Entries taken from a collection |
________________________________________

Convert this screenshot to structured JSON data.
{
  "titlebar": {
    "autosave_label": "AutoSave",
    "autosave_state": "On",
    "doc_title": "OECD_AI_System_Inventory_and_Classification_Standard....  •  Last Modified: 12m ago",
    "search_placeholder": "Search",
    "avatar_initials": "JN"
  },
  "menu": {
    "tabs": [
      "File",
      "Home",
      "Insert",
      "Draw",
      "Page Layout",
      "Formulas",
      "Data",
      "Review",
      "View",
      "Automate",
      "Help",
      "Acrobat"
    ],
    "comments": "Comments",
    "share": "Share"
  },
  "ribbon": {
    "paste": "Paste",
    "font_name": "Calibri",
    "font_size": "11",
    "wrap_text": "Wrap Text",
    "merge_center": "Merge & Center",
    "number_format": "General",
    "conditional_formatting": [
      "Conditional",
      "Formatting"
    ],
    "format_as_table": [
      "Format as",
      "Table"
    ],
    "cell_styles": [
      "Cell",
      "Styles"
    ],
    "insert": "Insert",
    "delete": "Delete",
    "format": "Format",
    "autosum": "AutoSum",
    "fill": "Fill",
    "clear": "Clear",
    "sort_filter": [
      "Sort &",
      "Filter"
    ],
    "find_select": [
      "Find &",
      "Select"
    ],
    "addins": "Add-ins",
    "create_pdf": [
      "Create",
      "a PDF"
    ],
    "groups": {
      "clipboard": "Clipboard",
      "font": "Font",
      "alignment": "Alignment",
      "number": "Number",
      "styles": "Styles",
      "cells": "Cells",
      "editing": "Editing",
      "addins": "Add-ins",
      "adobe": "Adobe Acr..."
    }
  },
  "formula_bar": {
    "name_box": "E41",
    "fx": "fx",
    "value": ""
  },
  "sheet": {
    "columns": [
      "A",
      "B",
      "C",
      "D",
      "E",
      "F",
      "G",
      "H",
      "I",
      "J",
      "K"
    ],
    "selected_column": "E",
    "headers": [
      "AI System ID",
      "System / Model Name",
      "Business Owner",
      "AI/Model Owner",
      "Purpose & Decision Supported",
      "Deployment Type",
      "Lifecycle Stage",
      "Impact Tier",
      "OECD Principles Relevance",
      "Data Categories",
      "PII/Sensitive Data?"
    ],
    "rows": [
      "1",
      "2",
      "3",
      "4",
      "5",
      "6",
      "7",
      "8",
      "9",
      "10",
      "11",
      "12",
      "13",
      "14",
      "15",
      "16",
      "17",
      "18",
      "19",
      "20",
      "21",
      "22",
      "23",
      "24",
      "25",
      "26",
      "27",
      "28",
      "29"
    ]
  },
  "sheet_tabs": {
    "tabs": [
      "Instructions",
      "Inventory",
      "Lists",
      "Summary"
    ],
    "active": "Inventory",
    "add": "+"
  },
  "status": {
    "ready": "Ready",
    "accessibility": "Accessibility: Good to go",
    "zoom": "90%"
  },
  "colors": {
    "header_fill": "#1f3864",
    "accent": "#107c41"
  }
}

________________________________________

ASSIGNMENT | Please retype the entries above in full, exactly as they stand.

EXPECTED ANSWER |
Convert this screenshot to structured JSON data.
{
  "titlebar": {
    "autosave_label": "AutoSave",
    "autosave_state": "On",
    "doc_title": "OECD_AI_System_Inventory_and_Classification_Standard....  •  Last Modified: 12m ago",
    "search_placeholder": "Search",
    "avatar_initials": "JN"
  },
  "menu": {
    "tabs": [
      "File",
      "Home",
      "Insert",
      "Draw",
      "Page Layout",
      "Formulas",
      "Data",
      "Review",
      "View",
      "Automate",
      "Help",
      "Acrobat"
    ],
    "comments": "Comments",
    "share": "Share"
  },
  "ribbon": {
    "paste": "Paste",
    "font_name": "Calibri",
    "font_size": "11",
    "wrap_text": "Wrap Text",
    "merge_center": "Merge & Center",
    "number_format": "General",
    "conditional_formatting": [
      "Conditional",
      "Formatting"
    ],
    "format_as_table": [
      "Format as",
      "Table"
    ],
    "cell_styles": [
      "Cell",
      "Styles"
    ],
    "insert": "Insert",
    "delete": "Delete",
    "format": "Format",
    "autosum": "AutoSum",
    "fill": "Fill",
    "clear": "Clear",
    "sort_filter": [
      "Sort &",
      "Filter"
    ],
    "find_select": [
      "Find &",
      "Select"
    ],
    "addins": "Add-ins",
    "create_pdf": [
      "Create",
      "a PDF"
    ],
    "groups": {
      "clipboard": "Clipboard",
      "font": "Font",
      "alignment": "Alignment",
      "number": "Number",
      "styles": "Styles",
      "cells": "Cells",
      "editing": "Editing",
      "addins": "Add-ins",
      "adobe": "Adobe Acr..."
    }
  },
  "formula_bar": {
    "name_box": "E41",
    "fx": "fx",
    "value": ""
  },
  "sheet": {
    "columns": [
      "A",
      "B",
      "C",
      "D",
      "E",
      "F",
      "G",
      "H",
      "I",
      "J",
      "K"
    ],
    "selected_column": "E",
    "headers": [
      "AI System ID",
      "System / Model Name",
      "Business Owner",
      "AI/Model Owner",
      "Purpose & Decision Supported",
      "Deployment Type",
      "Lifecycle Stage",
      "Impact Tier",
      "OECD Principles Relevance",
      "Data Categories",
      "PII/Sensitive Data?"
    ],
    "rows": [
      "1",
      "2",
      "3",
      "4",
      "5",
      "6",
      "7",
      "8",
      "9",
      "10",
      "11",
      "12",
      "13",
      "14",
      "15",
      "16",
      "17",
      "18",
      "19",
      "20",
      "21",
      "22",
      "23",
      "24",
      "25",
      "26",
      "27",
      "28",
      "29"
    ]
  },
  "sheet_tabs": {
    "tabs": [
      "Instructions",
      "Inventory",
      "Lists",
      "Summary"
    ],
    "active": "Inventory",
    "add": "+"
  },
  "status": {
    "ready": "Ready",
    "accessibility": "Accessibility: Good to go",
    "zoom": "90%"
  },
  "colors": {
    "header_fill": "#1f3864",
    "accent": "#107c41"
  }
}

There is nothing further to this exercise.